Felix says he smokes because he’s upset about his situation. He once was a drug counselor and now he’s out of a job and down on his luck. “All these crack-headed fools are gonna smoke up their welfare checks by tomorrow night anyhow,” he says. Suddenly he launches himself off the bench. Bullface is walking back in from Madison with smoke coming from his nose and rolling back past his ears in a trail of white. Felix begs and Bullface obliges, taking a soggy, filterless butt from his mouth. Felix thanks him and begins puffing on it immediately. He does not use his plastic holder until he returns to his bench. Content for the moment, he takes out a Tribune.
After lunch a young counselor heads out the door toward Madison Street and the chorus in the courtyard calls for a cigarette in a nearly unified voice. She laughs and says she doesn’t have any. Three minutes later she is running back into the courtyard with bright blood all over her face. An angered regular has hit her in the nose. Bullface calls the police.
When a cop arrives at the Olive Branch entrance, Marv stands in his way and asks for a smoke. A pack is visible in the pocket of the policeman’s light blue shirt. He ignores Marv, who then mumbles a word or two. “What the fuck did you say to me, you goddamn bastard?” screams the officer of the peace. “Why I gotta be all those names?” Marv yells back. “Just shut the fuck up,” the cop screams, then spins around and enters the building. The lone woman with the head wrap and the luggage caddy looks up, shaking her head, then returns to her cigarette and stares at the ground.
Sitting across from this woman is a coffee-with-cream-colored man with a squashed face and a kente hat. A darker man with a rough beard and a gap in his teeth sits on his right. He is wearing a brilliant green one-piece snowsuit. This man has an entire bag full of tobacco. “Got any E-Zs?” he asks the man with the kente hat, who produces some without comment.
“Muthafuckin’ nearly 90 degrees out here!” yells a brother named Jackson from across the courtyard. He is wearing an unbuttoned white dress shirt that’s wet under the armpits. His comment, directed partly to the man in the snowsuit, draws laughter and banter from the rest of the group, but the butt of their joke ignores them, intently folding the rolling paper over into a boat shape, then extracting a pinch of tobacco from the pouch and placing it carefully in the center of the paper. Immediately the wind blows half of the pile onto the pavement. The man curses and asks his partner in the kente hat to cover the loose tobacco with a cupped palm. Soon they produce a rolled cigarette. It looks like a joint, but the smell that follows is definitely tobacco.

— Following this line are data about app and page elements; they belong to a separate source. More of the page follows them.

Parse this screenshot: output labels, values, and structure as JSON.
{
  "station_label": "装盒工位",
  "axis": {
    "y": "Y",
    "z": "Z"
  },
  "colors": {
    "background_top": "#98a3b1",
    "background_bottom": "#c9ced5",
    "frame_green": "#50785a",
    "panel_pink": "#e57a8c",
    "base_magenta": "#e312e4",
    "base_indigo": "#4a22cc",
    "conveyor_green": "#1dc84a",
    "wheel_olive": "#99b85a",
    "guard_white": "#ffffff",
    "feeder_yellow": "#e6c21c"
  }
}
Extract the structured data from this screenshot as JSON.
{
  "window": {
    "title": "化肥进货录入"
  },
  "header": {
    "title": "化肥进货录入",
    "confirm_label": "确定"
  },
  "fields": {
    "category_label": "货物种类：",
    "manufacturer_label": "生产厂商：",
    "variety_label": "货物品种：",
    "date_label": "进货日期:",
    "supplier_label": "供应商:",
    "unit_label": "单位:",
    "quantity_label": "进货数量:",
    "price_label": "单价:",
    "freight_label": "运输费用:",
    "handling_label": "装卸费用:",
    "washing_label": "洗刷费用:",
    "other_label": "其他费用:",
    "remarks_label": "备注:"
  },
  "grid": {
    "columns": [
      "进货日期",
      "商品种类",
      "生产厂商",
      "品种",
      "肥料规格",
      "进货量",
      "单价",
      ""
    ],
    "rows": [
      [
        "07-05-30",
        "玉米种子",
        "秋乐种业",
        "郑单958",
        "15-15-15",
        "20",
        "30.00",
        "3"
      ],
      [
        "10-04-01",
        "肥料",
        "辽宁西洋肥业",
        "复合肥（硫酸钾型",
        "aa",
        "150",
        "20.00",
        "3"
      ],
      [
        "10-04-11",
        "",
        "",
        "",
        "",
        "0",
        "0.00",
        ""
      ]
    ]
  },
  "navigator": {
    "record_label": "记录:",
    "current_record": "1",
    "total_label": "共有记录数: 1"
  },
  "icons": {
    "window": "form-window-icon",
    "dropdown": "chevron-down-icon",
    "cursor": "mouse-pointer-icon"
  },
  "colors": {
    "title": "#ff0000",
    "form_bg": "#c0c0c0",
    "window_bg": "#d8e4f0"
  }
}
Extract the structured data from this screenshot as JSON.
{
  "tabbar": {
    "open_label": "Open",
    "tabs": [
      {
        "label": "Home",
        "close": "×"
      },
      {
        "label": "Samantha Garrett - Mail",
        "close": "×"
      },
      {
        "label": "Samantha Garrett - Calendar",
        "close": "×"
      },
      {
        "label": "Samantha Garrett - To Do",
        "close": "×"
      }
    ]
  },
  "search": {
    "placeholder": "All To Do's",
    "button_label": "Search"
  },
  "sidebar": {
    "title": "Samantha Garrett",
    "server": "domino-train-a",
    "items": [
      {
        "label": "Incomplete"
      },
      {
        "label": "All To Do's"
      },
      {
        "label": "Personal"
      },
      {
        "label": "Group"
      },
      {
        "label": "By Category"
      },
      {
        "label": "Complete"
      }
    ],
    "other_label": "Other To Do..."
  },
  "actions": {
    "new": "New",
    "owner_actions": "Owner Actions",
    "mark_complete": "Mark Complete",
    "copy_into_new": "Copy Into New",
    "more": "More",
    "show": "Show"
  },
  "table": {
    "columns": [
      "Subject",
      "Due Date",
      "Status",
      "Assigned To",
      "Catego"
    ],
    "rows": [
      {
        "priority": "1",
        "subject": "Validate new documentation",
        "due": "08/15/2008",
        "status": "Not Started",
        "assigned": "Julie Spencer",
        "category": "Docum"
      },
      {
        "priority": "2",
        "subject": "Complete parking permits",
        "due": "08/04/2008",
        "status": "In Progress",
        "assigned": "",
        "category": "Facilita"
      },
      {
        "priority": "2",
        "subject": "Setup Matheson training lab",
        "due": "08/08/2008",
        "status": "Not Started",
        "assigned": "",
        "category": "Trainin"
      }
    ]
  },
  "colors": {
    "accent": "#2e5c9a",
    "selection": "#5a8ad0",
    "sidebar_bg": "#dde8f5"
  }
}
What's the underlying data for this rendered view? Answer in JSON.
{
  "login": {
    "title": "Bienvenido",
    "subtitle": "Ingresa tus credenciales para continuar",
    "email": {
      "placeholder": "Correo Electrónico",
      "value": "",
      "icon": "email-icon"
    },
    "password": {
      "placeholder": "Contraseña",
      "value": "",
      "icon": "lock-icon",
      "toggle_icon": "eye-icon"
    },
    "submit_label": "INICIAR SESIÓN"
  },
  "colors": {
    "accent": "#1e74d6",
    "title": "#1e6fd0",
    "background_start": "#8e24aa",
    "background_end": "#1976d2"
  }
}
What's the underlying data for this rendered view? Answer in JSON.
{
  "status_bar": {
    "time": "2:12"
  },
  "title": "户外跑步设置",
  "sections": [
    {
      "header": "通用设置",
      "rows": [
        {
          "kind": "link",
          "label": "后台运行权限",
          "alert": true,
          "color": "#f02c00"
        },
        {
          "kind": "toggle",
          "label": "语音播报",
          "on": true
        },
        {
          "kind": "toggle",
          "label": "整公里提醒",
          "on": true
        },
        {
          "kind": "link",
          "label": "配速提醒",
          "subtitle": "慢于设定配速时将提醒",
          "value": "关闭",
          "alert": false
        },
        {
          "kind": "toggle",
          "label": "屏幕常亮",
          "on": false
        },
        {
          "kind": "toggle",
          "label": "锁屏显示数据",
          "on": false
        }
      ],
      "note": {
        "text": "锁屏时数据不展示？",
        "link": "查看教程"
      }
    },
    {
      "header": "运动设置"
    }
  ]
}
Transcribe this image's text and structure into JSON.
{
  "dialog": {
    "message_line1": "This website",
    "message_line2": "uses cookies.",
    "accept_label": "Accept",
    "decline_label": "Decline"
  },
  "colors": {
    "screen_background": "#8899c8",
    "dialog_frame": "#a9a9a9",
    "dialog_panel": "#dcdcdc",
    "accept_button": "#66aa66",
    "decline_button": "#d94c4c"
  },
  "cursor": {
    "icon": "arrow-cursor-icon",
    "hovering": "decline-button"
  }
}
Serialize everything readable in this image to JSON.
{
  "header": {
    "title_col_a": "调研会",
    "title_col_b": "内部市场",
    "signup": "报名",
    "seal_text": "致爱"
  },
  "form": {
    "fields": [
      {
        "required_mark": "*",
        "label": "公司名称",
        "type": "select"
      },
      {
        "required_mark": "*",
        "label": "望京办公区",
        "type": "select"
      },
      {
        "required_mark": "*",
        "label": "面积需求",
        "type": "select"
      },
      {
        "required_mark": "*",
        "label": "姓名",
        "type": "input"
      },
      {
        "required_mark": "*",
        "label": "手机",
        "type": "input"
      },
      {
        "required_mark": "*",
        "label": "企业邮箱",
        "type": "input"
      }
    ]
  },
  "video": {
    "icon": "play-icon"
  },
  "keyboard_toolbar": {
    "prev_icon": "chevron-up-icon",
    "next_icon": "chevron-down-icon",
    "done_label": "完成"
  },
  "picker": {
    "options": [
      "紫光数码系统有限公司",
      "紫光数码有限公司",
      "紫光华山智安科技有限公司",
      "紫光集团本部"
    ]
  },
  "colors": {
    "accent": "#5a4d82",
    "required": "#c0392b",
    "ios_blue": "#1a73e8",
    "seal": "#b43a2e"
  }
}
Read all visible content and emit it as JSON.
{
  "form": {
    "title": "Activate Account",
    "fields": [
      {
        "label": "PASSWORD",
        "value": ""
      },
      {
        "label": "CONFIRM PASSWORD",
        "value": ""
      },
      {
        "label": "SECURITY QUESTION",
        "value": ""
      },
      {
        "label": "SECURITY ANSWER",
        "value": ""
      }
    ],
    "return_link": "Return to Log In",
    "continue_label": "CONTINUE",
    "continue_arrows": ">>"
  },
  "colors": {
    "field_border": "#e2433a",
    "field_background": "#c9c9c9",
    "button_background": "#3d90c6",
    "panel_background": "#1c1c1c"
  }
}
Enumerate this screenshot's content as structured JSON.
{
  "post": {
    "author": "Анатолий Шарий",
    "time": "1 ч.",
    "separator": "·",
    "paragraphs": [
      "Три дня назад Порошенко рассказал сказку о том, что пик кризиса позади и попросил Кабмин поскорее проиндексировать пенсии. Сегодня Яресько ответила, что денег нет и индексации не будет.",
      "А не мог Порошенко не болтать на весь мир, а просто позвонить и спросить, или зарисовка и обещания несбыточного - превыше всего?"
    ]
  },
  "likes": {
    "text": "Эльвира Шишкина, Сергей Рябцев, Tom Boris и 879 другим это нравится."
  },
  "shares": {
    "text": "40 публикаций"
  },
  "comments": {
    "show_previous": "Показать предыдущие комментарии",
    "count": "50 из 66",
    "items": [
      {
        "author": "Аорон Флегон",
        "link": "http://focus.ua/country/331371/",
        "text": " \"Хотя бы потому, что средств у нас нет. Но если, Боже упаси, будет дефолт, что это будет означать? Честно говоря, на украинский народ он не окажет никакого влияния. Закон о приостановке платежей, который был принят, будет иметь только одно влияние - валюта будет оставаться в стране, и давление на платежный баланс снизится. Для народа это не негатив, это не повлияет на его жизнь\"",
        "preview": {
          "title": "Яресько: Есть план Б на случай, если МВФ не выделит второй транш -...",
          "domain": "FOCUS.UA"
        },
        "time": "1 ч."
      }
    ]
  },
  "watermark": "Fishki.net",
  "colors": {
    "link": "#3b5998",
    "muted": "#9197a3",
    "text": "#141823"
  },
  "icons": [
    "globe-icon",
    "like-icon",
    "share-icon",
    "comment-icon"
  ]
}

“I gotta find a pad soon,” Jackson tells Max while he absentmindedly watches the snowsuited man roll the cigarette. He is holding an unlit Newport in his right hand. He also has his own lighter. Jackson has been without a place to stay for five months. “I can’t take this kinda living much longer,” he says, frequently moving the Newport and the lighter close but never quite connecting them.
Max, who will share the smoke with Jackson once it is lit, commiserates. He has a place to stay, a single room in a flophouse on 21st Street, but he’s having trouble finding work. “I been lookin’ every day on the sign-up boards in the Loop. Still ain’t got no answer. I gave ’em the number of the shelter here an’ I been expectin’ a call.”
“Don’t worry,” Jackson reassures him. “They’ll call you. I know they will.”
On the next bench over the woman smokes in silence. In another hour the door will open for dinner. She sits with a forward lean, one elbow resting on her crossed legs. The smoke rises above her in the sunlight and floats away on the southern wind.
Art accompanying story in printed newspaper (not available in this archive): photo/Steven D. Arazmus.